Data about app and page elements

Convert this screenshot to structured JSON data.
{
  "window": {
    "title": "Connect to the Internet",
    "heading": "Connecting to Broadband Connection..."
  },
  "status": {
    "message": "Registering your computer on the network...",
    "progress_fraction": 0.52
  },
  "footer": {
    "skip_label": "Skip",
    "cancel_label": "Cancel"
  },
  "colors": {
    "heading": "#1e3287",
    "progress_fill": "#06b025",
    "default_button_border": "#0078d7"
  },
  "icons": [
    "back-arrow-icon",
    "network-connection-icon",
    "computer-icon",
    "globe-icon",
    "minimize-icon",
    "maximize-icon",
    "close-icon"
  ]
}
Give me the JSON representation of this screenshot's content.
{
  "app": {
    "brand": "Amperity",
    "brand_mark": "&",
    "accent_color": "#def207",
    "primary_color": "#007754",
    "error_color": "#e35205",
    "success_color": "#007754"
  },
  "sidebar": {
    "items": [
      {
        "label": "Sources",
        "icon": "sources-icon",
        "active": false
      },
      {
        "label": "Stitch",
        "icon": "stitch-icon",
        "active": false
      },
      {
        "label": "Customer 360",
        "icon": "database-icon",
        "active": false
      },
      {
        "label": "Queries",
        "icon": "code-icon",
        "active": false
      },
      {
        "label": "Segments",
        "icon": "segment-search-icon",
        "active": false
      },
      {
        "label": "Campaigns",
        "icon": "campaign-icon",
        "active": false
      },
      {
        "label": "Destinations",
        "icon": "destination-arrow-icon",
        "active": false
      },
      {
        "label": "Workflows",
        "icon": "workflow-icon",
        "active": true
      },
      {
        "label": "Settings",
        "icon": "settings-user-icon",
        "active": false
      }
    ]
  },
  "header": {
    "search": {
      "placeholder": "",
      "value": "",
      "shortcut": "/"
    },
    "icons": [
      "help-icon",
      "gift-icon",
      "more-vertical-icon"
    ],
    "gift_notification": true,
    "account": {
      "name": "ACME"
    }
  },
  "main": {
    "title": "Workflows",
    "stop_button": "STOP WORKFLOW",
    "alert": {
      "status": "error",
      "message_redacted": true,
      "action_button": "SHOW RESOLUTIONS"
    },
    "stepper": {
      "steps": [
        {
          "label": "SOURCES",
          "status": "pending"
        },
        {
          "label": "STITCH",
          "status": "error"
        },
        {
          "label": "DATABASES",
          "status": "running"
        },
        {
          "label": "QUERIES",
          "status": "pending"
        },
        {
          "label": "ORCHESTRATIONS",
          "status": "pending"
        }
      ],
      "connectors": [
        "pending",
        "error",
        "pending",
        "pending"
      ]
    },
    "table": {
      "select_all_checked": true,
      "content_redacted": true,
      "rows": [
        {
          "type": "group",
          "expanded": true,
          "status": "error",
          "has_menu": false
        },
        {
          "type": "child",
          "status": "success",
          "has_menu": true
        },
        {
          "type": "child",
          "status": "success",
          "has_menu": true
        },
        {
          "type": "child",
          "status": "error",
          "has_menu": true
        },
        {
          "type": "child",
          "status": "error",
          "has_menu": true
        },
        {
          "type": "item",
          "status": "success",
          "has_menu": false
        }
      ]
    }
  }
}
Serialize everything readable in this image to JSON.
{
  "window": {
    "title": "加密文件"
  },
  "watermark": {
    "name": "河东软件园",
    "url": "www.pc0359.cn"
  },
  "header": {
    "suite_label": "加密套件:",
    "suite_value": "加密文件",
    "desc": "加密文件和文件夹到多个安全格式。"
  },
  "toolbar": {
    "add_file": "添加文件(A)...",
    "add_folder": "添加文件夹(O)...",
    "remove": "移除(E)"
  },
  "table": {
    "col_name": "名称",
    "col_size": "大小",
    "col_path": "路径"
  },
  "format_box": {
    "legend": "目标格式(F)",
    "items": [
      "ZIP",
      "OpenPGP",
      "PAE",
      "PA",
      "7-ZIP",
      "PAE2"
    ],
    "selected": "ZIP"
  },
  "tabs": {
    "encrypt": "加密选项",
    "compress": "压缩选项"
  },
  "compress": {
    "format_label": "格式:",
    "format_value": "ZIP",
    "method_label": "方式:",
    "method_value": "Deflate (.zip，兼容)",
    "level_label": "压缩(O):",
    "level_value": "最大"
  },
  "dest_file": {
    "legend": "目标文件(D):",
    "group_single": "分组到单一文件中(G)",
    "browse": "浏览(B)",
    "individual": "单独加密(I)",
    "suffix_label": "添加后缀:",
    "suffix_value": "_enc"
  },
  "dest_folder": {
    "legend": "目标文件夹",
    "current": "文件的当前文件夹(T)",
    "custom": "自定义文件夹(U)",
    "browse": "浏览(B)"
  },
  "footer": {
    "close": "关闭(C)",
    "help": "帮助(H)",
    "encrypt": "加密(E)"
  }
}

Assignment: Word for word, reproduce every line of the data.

Written reply:
Convert this screenshot to structured JSON data.
{
  "window": {
    "title": "Connect to the Internet",
    "heading": "Connecting to Broadband Connection..."
  },
  "status": {
    "message": "Registering your computer on the network...",
    "progress_fraction": 0.52
  },
  "footer": {
    "skip_label": "Skip",
    "cancel_label": "Cancel"
  },
  "colors": {
    "heading": "#1e3287",
    "progress_fill": "#06b025",
    "default_button_border": "#0078d7"
  },
  "icons": [
    "back-arrow-icon",
    "network-connection-icon",
    "computer-icon",
    "globe-icon",
    "minimize-icon",
    "maximize-icon",
    "close-icon"
  ]
}
Give me the JSON representation of this screenshot's content.
{
  "app": {
    "brand": "Amperity",
    "brand_mark": "&",
    "accent_color": "#def207",
    "primary_color": "#007754",
    "error_color": "#e35205",
    "success_color": "#007754"
  },
  "sidebar": {
    "items": [
      {
        "label": "Sources",
        "icon": "sources-icon",
        "active": false
      },
      {
        "label": "Stitch",
        "icon": "stitch-icon",
        "active": false
      },
      {
        "label": "Customer 360",
        "icon": "database-icon",
        "active": false
      },
      {
        "label": "Queries",
        "icon": "code-icon",
        "active": false
      },
      {
        "label": "Segments",
        "icon": "segment-search-icon",
        "active": false
      },
      {
        "label": "Campaigns",
        "icon": "campaign-icon",
        "active": false
      },
      {
        "label": "Destinations",
        "icon": "destination-arrow-icon",
        "active": false
      },
      {
        "label": "Workflows",
        "icon": "workflow-icon",
        "active": true
      },
      {
        "label": "Settings",
        "icon": "settings-user-icon",
        "active": false
      }
    ]
  },
  "header": {
    "search": {
      "placeholder": "",
      "value": "",
      "shortcut": "/"
    },
    "icons": [
      "help-icon",
      "gift-icon",
      "more-vertical-icon"
    ],
    "gift_notification": true,
    "account": {
      "name": "ACME"
    }
  },
  "main": {
    "title": "Workflows",
    "stop_button": "STOP WORKFLOW",
    "alert": {
      "status": "error",
      "message_redacted": true,
      "action_button": "SHOW RESOLUTIONS"
    },
    "stepper": {
      "steps": [
        {
          "label": "SOURCES",
          "status": "pending"
        },
        {
          "label": "STITCH",
          "status": "error"
        },
        {
          "label": "DATABASES",
          "status": "running"
        },
        {
          "label": "QUERIES",
          "status": "pending"
        },
        {
          "label": "ORCHESTRATIONS",
          "status": "pending"
        }
      ],
      "connectors": [
        "pending",
        "error",
        "pending",
        "pending"
      ]
    },
    "table": {
      "select_all_checked": true,
      "content_redacted": true,
      "rows": [
        {
          "type": "group",
          "expanded": true,
          "status": "error",
          "has_menu": false
        },
        {
          "type": "child",
          "status": "success",
          "has_menu": true
        },
        {
          "type": "child",
          "status": "success",
          "has_menu": true
        },
        {
          "type": "child",
          "status": "error",
          "has_menu": true
        },
        {
          "type": "child",
          "status": "error",
          "has_menu": true
        },
        {
          "type": "item",
          "status": "success",
          "has_menu": false
        }
      ]
    }
  }
}
Serialize everything readable in this image to JSON.
{
  "window": {
    "title": "加密文件"
  },
  "watermark": {
    "name": "河东软件园",
    "url": "www.pc0359.cn"
  },
  "header": {
    "suite_label": "加密套件:",
    "suite_value": "加密文件",
    "desc": "加密文件和文件夹到多个安全格式。"
  },
  "toolbar": {
    "add_file": "添加文件(A)...",
    "add_folder": "添加文件夹(O)...",
    "remove": "移除(E)"
  },
  "table": {
    "col_name": "名称",
    "col_size": "大小",
    "col_path": "路径"
  },
  "format_box": {
    "legend": "目标格式(F)",
    "items": [
      "ZIP",
      "OpenPGP",
      "PAE",
      "PA",
      "7-ZIP",
      "PAE2"
    ],
    "selected": "ZIP"
  },
  "tabs": {
    "encrypt": "加密选项",
    "compress": "压缩选项"
  },
  "compress": {
    "format_label": "格式:",
    "format_value": "ZIP",
    "method_label": "方式:",
    "method_value": "Deflate (.zip，兼容)",
    "level_label": "压缩(O):",
    "level_value": "最大"
  },
  "dest_file": {
    "legend": "目标文件(D):",
    "group_single": "分组到单一文件中(G)",
    "browse": "浏览(B)",
    "individual": "单独加密(I)",
    "suffix_label": "添加后缀:",
    "suffix_value": "_enc"
  },
  "dest_folder": {
    "legend": "目标文件夹",
    "current": "文件的当前文件夹(T)",
    "custom": "自定义文件夹(U)",
    "browse": "浏览(B)"
  },
  "footer": {
    "close": "关闭(C)",
    "help": "帮助(H)",
    "encrypt": "加密(E)"
  }
}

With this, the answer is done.